Key Architect of Counter-Terrorism Policies to Become Homeland Chief
USA Today reports:
President Obama plans to nominate former Pentagon attorney Jeh Johnson as the next secretary of homeland security, officials said Thursday.
Johnson is a supporter of assassinations … even against American citizens.
AP noted in 2011:
U.S. citizens are legitimate military targets when they take up arms with al-Qaida, top national security lawyers in the Obama administration said Thursday.
The government lawyers, CIA counsel Stephen Preston and Pentagon counsel Jeh Johnson … said U.S. citizens do not have immunity when they are at war with the United States.
Johnson said only the executive branch, not the courts, is equipped to make military battlefield targeting decisions about who qualifies as an enemy.
The New York Times noted:
“Belligerents who also happen to be U.S. citizens do not enjoy immunity where non-citizen belligerents are valid military objectives,” said Jeh C. Johnson, the Defense Department general counsel, in a speech at Yale Law School.
Still, Mr. Johnson invoked a lawsuit filed by Mr. Awlaki’s father before the killing that had sought an injunction against targeting his son, citing with approval a district judge’s decision to dismiss the case and saying that targeting decisions are not suited to court review because they must be made quickly and based on fast-evolving intelligence.
“The legal point is important because, in fact, over the last 10 years Al Qaeda has not only become more decentralized, it has also, for the most part, migrated away from Afghanistan to other places where it can find safe haven,” Mr. Johnson said.

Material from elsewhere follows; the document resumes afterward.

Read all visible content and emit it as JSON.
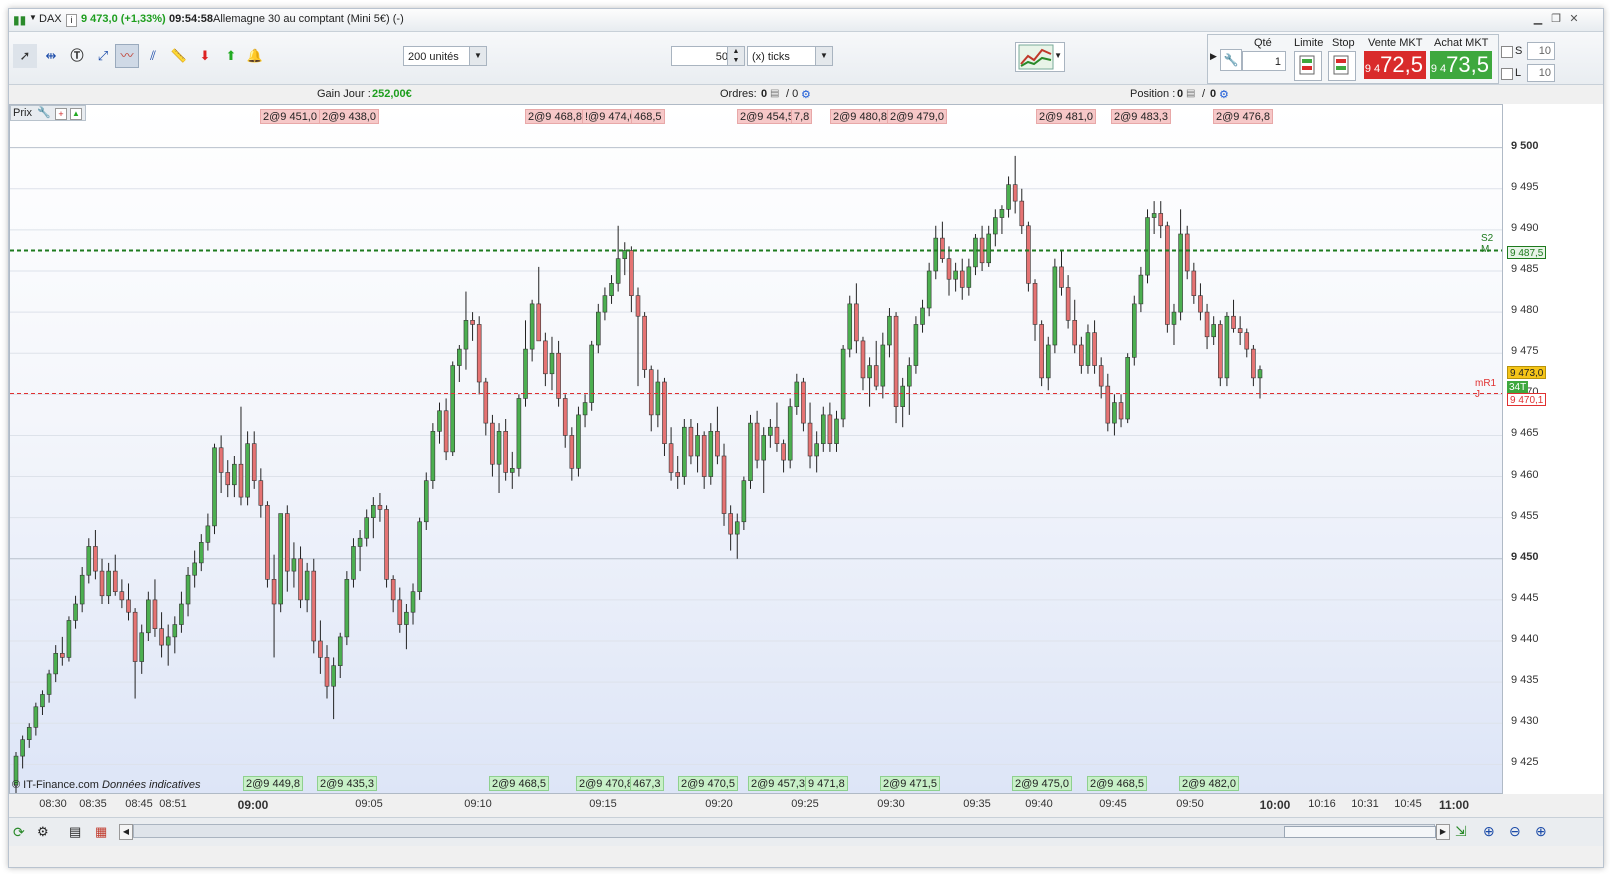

This is particularly concerning since the U.S. wants to expand the assassination program to cover “ASSOCIATES of ASSOCIATES” of Al Qaeda … and blurs the lines between bad guys and average Americans. This violates a little thing called the Fifth Amendment.
The Washington Post points out:
[A senior administration official] added that Johnson was “responsible for the prior legal review and approval of every military operation approved by the president and secretary of defense” during Obama’s first term.
That presumably includes supporting Al Qaeda in Libya.
Wikipedia notes more unsavory aspects of Johnson’s background:
As General Counsel of the Defense Department, Johnson was a major player in certain key priorities of the Obama Administration, and he is considered one of the legal architects of the U.S. military’s current counterterrorism policies.
In August, 2010, Johnson was part of the public dialogue over the Wikileaks release of classified Pentagon documents known as the Afghan War Diary or The War Logs. “The Department of Defense will not negotiate some ‘minimized’ or ‘sanitized’ version of a release by WikiLeaks of additional U.S. government classified documents,” he wrote in a letter to Timothy J. Matusheski, a lawyer representing the online whistle-blowing organization pro bono. In August 2012, Johnson also wrote to the former Navy seal who authored the book “No Easy Day” and warned him of his material breach of his non-disclosure agreements with the Department of Defense.
In January 2011, Johnson provoked controversy when, according to a Department of Defense news story, he asserted in a speech at the Pentagon that deceased civil rights icon Martin Luther King Jr. would have supported the wars in Afghanistan and Iraq, despite King’s outspoken opposition to American interventionism during his lifetime…. Jeremy Scahill called Johnson’s remarks “one of the most despicable attempts at revisionist use of Martin Luther King Jr. I’ve ever seen,” while Justin Elliott of Salon.com argued that based on Dr. King’s opposition to the Vietnam War, he would likely have opposed the wars in Iraq and Afghanistan, as well as the covert wars in Pakistan and Yemen.
In a February 2011, speech to the New York City Bar Association, Johnson “acknowledged the concerns raised” about the detention of alleged WikiLeaks source Private Bradley Manning and “stated that he had personally traveled to Quantico to conduct an investigation.” Human rights attorney and journalist Scott Horton wrote that “Johnson was remarkably unforthcoming about what he discovered and what conclusions he drew from his visit.”